A document recently smuggled out of Sichuan Province’s Ngaba Prefecture shows an edict by local officials imposing draconian measures against the communities, families, and associates of all self-immolators, punishing them for the act.
Most of the self-immolations have occurred in China’s Ngaba Tibetan and Qiang Autonomous Prefectures, east of Tibet, where the Dzorge County government has announced that it will take innocent people hostage en masse, said the Tibetan Centre for Human Rights and Democracy (TCHRD.) The edict warned that if there is a self-immolation, the government will “strike hard” against these hostages and methodically take away their human rights, and make life for the innocent survivors unbearable, TCHRD reported.
This warning is very simple, said TCHRD: “If there is a self-immolation, the local government will attack your family, village, and monastery.”
The official document, displayed and analyzed on the TCHRD web site, was dated April 8, 2013. It specifically listed 16 articles of restrictions and punishments for the family, village, and monastery of a self-immolator.
“All of these measures violate human rights that the Chinese Constitution claims to protect,” said TCHRD’s analysis of the document. But, it added, “The local authorities in Dzorge make it clear that they have placed a sword over the families of would-be self-immolators.”
Family members of self-immolators will be blacklisted, deprived of their political rights, and banned from government employment. Their home and land will be confiscated, and they will be prohibited from starting a business. They will be excluded from all welfare benefits for 3 years and barred from traveling to Lhasa or to foreign countries. Family members will be unable to find work or permanent housing and will not be permitted to borrow money, TCHRD said.
Monasteries and villages will be fined amounts from 10,000-500,000 yuan ($1,648 to $82,414) in the form of a deposit to ensure against future self-immolations. In the case of a self-immolation, the money will be forfeited, and a new deposit required.
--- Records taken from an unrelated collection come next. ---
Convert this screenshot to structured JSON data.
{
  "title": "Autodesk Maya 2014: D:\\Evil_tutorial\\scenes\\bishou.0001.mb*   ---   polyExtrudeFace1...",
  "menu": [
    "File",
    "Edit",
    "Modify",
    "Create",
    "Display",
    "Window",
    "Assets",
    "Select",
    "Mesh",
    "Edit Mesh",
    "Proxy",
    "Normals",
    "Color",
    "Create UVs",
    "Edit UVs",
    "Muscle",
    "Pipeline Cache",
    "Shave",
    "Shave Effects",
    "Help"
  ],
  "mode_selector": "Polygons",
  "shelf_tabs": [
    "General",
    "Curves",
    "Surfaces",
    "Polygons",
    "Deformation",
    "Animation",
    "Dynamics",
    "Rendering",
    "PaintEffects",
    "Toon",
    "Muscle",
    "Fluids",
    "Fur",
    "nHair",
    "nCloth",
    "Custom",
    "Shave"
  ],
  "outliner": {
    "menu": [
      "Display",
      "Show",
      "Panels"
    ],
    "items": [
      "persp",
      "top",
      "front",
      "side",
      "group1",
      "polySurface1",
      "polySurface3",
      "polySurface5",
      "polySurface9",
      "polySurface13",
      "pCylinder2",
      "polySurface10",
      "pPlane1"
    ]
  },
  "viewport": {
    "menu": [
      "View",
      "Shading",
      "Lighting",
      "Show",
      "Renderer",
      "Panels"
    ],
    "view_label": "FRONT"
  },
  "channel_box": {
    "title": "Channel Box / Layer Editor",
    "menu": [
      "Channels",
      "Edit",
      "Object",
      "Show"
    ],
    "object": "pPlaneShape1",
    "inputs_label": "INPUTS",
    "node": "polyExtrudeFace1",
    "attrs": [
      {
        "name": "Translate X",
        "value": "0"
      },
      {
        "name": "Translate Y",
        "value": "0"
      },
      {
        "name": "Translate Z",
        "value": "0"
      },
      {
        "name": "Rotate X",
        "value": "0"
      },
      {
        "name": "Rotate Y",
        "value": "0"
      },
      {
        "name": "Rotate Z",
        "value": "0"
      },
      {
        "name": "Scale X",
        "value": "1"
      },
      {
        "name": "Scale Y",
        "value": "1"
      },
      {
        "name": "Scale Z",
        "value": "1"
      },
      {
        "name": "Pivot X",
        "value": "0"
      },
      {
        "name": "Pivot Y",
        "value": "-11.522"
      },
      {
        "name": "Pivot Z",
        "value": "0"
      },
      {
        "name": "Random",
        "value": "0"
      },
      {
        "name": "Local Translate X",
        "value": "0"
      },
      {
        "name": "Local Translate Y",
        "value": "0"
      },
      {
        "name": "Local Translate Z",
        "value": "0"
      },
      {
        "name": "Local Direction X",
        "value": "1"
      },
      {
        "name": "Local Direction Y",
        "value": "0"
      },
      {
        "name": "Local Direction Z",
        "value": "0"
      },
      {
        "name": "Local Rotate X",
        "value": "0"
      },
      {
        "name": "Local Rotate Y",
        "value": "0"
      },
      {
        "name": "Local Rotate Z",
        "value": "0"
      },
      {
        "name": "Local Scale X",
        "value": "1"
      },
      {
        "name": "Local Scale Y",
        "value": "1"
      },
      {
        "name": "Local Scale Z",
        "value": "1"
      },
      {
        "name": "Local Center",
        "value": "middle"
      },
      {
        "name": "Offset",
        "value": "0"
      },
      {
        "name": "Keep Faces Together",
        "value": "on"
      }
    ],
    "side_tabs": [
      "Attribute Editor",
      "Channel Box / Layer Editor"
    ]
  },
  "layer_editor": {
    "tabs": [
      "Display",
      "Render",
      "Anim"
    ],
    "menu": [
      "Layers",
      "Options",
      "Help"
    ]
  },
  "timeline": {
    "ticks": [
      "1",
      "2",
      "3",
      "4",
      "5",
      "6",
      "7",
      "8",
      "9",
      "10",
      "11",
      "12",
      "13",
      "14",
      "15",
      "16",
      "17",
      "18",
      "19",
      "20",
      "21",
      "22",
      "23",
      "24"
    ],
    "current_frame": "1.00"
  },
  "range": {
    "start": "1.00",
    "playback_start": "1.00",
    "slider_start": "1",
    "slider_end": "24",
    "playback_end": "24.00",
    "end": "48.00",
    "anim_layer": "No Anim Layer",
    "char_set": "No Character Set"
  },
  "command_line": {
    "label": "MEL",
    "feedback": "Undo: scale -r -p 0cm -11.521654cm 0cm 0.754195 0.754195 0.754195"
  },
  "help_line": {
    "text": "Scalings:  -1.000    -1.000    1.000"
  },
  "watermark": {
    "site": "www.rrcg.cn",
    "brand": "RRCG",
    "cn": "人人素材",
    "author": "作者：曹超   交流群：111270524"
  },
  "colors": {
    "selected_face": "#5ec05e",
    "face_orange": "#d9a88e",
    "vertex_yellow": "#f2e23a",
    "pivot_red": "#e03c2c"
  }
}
The self-immolator’s village or monastery will be prevented from receiving financial assistance in the future, effectively preventing the creation of any new business, TCHRD said. Villagers will be forbidden the use of farmland and grasslands.
These economic measures are particularly harsh in this area of Sichuan Province, where in 2011 the average annual net income in rural areas was 6,129 yuan ($1,010), according to TCHRD.
The new strictures will place all monastery financial records under the scrutiny of local officials and in effect require the monastery to rely on the government for electricity, water, and food, TCHRD said. Villagers, monks and nuns, officials, and monastery teachers will be subjected to “legal education,” or brainwashing, campaigns.
Villagers’ Committees in Dzorge County were ordered to publicize the new measures and post the document at local government offices, police stations, shops, and restaurants throughout the county, according to the Tibetan who smuggled the document out of Ngaba. The man told TCHRD that self-immolation-related detentions and arrests are common occurrences in Dzorge County. Every person who is remotely connected to a self-immolator is being detained, questioned, and tortured, he said.
Since 2009, 126 Tibetans have set themselves on fire. The immolations have been a protest against the Chinese regime’s policies in Tibet, which Tibetan groups say are leading to the cultural annihilation of the Tibetan people.